Bonds are another type of investment asset, but they are more predictable and carry less risk than stocks. Bond holders receive coupon payments for interest earned at specified points between issuance and maturity and then a specified sum at the maturity date.
There are several different types of bonds. Government bonds, such as U.S. Treasuries, have the lowest risk; U.S. Treasuries are guaranteed by the U.S. government. The different types of U.S. Treasuries have a different amounts of time to maturity and different interest rates.
Corporate bonds, as the name suggests, are issued by companies rather than the government. Corporate bonds vary in risk from high quality to junk bonds. The bonds with the most risk generally have the highest yield and vice versa.
Bonds can be sold through a broker before the maturity date if the funds are needed. How selling before maturity affects the amount of cash received depends on the bond, interest rates, and brokerage fees.
Mutual funds use the pool of money from all investors to invest in a diverse portfolio of assets including stocks, bonds, and real estate. When you invest in a mutual fund, you get the benefit of diversity of assets and professional investing in exchange for a fee.
Mutual funds are liquid assets because the investor can redeem the shares at any time. Because the mutual fund has up to seven days to pay out the cash, mutual fund investments are less liquid than funds in a bank account.
What Are Non-Liquid/Illiquid Assets?
In contrast to liquid assets, non-liquid assets cannot be easily converted to available cash. Often it takes time to find a buyer for these types of assets. Assets which can be converted to cash quickly but lose a substantial portion of their value in the process are also non-liquid. Here are some examples of non-liquid assets:
Real estate is one of the least liquid of assets. If you own a piece of real estate and need to sell it for cash, several steps are required. These include finding a buyer and completing the legal process to transfer. You will likely also pay commission and other expenses. Selling real estate would not be a quick way to solve a financial problem.
Retirement accounts generally are not considered to be liquid assets because although you could cash them out if needed, the value would be greatly reduced. For example, if you decide to cash out your 401(k), you will have to pay income tax on the amount cashed out (in fact, 20% will be withheld by the plan administrator) plus a 10% penalty for early withdrawal. The loss of value makes the account non-liquid.
The same account might be considered a liquid asset, however, if the account owner is at least 59 ½ since he or she would no longer be subject to the penalty.
There are a wide range of valuable items that might be considered assets, from baseball cards to antiques to electronics to jewelry. However, the majority of these types of items would be considered non-liquid assets because they are not readily converted to cash. When they are, it is often at a reduced amount – you might be able to sell your used clothing instantly at the local resale store, but it is likely for pennies on the dollar. Higher value items require finding a willing buyer and maybe even a lengthy process including an appraisal, making these assets non-liquid.

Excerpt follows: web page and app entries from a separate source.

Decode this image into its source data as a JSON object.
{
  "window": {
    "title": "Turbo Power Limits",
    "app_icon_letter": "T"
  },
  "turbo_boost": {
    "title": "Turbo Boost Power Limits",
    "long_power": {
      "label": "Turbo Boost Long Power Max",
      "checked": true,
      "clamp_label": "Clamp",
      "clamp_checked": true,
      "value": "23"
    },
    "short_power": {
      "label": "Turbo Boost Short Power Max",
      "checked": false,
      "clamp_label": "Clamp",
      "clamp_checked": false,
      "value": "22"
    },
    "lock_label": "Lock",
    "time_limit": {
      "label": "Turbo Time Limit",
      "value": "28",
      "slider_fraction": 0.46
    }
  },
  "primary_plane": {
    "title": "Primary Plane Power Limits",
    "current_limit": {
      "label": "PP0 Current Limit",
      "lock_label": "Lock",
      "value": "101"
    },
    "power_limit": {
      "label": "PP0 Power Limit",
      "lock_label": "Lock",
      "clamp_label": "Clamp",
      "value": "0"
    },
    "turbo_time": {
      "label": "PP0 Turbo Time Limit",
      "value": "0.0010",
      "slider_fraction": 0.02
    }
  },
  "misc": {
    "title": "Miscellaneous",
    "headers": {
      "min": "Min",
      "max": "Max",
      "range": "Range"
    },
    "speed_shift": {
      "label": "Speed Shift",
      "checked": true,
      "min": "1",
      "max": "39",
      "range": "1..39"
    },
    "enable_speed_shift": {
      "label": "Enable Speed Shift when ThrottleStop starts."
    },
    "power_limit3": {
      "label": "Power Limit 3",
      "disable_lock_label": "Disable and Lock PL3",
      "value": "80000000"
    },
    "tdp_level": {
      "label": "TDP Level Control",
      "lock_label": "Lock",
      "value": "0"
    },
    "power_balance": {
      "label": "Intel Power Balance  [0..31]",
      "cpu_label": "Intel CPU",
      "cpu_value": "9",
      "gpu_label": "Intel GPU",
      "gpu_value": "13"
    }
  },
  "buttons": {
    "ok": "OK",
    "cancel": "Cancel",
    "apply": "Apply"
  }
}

So what is an example of a liquid asset? Well now you have many examples of liquid assets and examples of non-liquid assets. There are many different types of assets you might have in your portfolio – hopefully this article has helped you to determine which ones are liquid and which ones are non-liquid. Knowing examples of liquid assets will keep you from investing in the wrong things, based on your need for available funds.